But, and forgive the pun here, times are changing.
From the story of how two college students starting Vortic watches to solve the problem of 3D printing and manufacturing all new cases in Titanium for watch movements that are 90+ years old. To the story of one guy in Florida wanting to 3D print everything short of the movement its self with Rivkah Watches : Horology and technology are beginning to intersect.
The principles behind both of these stories are simple; someone trying to solve a problem. 3D printing has become the defacto thinking when it comes to prototyping and simple manufacturing. But, there are some pitfalls to this kind of manufacturing.
First is time. It takes A LOT of time to 3D print. Where you might save time in the cost of printing, you might have to make up in finishing your product. Vortic discovered this in their 3D printing of Titanium, as finishing these cases can be cumbersome. On the other hand, Rivkah is working directly with the end user customizing each piece to the client’s need. Something that is unheard of in the realm of mass production watchmaking. Here, the time it takes to print each piece is irrelevant; as the time invested in each piece adds value to each client.
In my case, I acquired a piece of the past. A vintage (circa late 1970s by most estimates) skin diver case to hopefully fit an ETA 2824 movement to. Because of the diameter of the base plate to this movement, standard off the self retaining rings are too big to affix this movement to this small case, so I began to see if I could design a ring system that would work. I 3D printed two sections, the first as a spacer for the lower part of the movement where it meets the dial, and the second to sit on top that ring with a gap for the winding stem to press against the back of the case. This two part system would allow me to install the watch movement with out really requiring the standard two mounting screws and locking tabs.

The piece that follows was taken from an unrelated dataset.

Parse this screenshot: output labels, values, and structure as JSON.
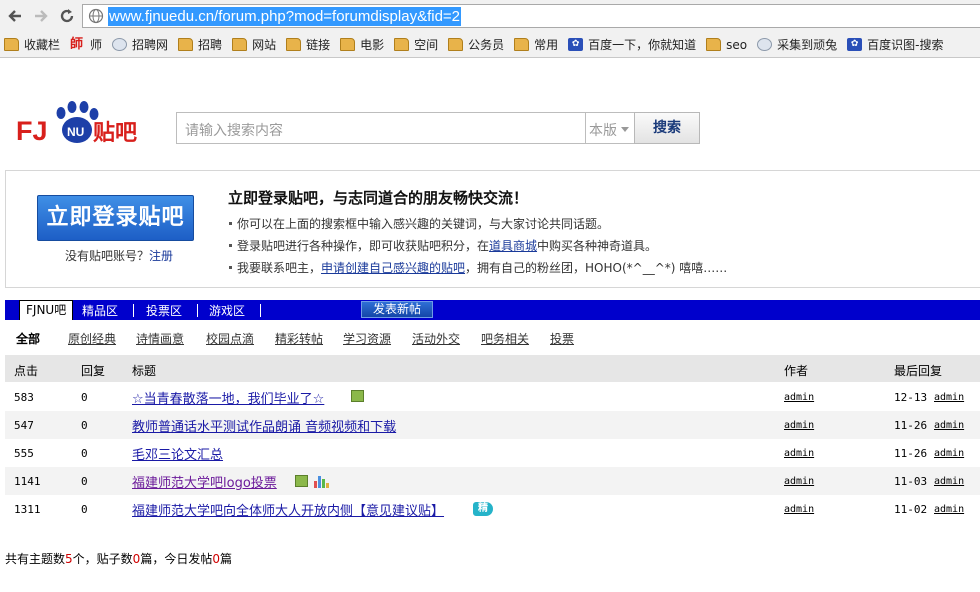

The prototype went through several iterations and fundamentally worked- accept for a slight problem; the height of the automatic winding rotor. The case back does not have enough clearance for it to spin completely free. I suspect this case was designed for a manual winding movement. But the process was still yielding a lot of good tricks.
As much as I love the workhorse of the ETA2824 (or the Seagull equivalent) movement…I HATE the keyless mechanism design of this movement. As in my Bellingham Bay prototype, when I reinserted my winding stem once I had it at the right length, I bound the keyless up again! Meaning, I am unable to set time on the movement, until I go into the movement and repair it…again.
At least a prototype watch still tell time correctly…twice a day.